Or should I say stories? Other reviewers have commented that Do You Believe? is like a Christian Crash, and to a point, that's true. Like Crash, there are several characters, along with their individual storylines--but that's pretty much where the similarity ends.

Make no mistake: This is definitely a Christian film. The gospel is not at all watered down but rather both presented and demonstrated through the story, which well written and well acted, to the credit of its fine screenwriters and actors. I found myself caring about every one of the characters.

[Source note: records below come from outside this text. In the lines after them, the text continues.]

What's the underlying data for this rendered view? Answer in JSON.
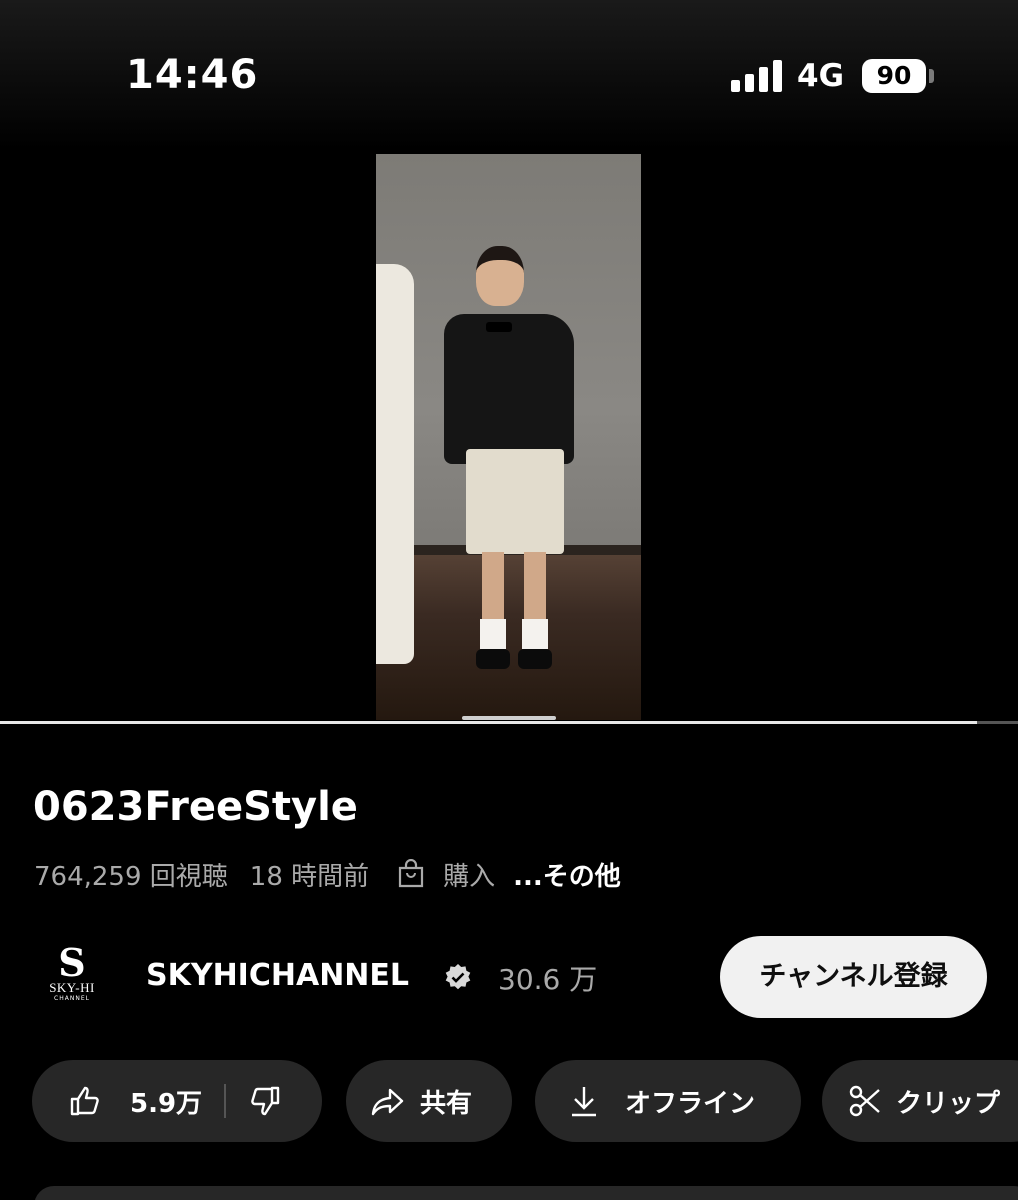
{
  "status_bar": {
    "time": "14:46",
    "network": "4G",
    "battery": "90",
    "signal_bars": 4
  },
  "video": {
    "progress_fraction": 0.96
  },
  "info": {
    "title": "0623FreeStyle",
    "views": "764,259 回視聴",
    "age": "18 時間前",
    "buy_label": "購入",
    "more_label": "...その他"
  },
  "channel": {
    "logo_letter": "S",
    "logo_name": "SKY-HI",
    "logo_sub": "CHANNEL",
    "name": "SKYHICHANNEL",
    "subscribers": "30.6 万",
    "subscribe_label": "チャンネル登録"
  },
  "actions": {
    "like_count": "5.9万",
    "share_label": "共有",
    "offline_label": "オフライン",
    "clip_label": "クリップ"
  },
  "colors": {
    "background": "#000000",
    "chip": "#272727",
    "subscribe_bg": "#f1f1f1",
    "muted_text": "#aaaaaa"
  }
}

Do You Believe? is about broken people: a runaway pregnant teen with nowhere to go...a soldier who's returned from war and is suffering PTSD...a young woman who has attempted older couple who are still grieving the loss of their only child...two brothers involved in crime and headed for an early grave...a dying ex-con...a homeless widow and her EMT whose marriage and career are at serious risk, all because he's about to stand up for his faith...a pastor and his wife, who have been unable to have children. Each of these characters will have an encounter with the Lord Jesus Christ and His cross, and as is the case with every person who has ever lived, each will have to answer the question for themselves: "Do I believe?"

No spoilers ahead--but I will say this movie is an emotional and powerful ride. It's a storyline that moves swiftly; you can't look away for a moment, because each scene is used to develop the characters or move the story along, and that's what's called "good storytelling."

Unlike Crash, Do You Believe? is guaranteed not to win an Academy Award. Do You Believe?, as a reviewer noted on IMDB, is not a movie striving for an earthly award that sits on a mantle and gathers dust. Instead, it seeks to plant a seed of faith in believer and nonbeliever alike, to offer hope to a hopeless and dark world. Its simple and timeless message is that, no matter what trials you face in this world, there is victory and peace to be found at the foot of the Cross on Calvary.

That is worth more than any award on this planet.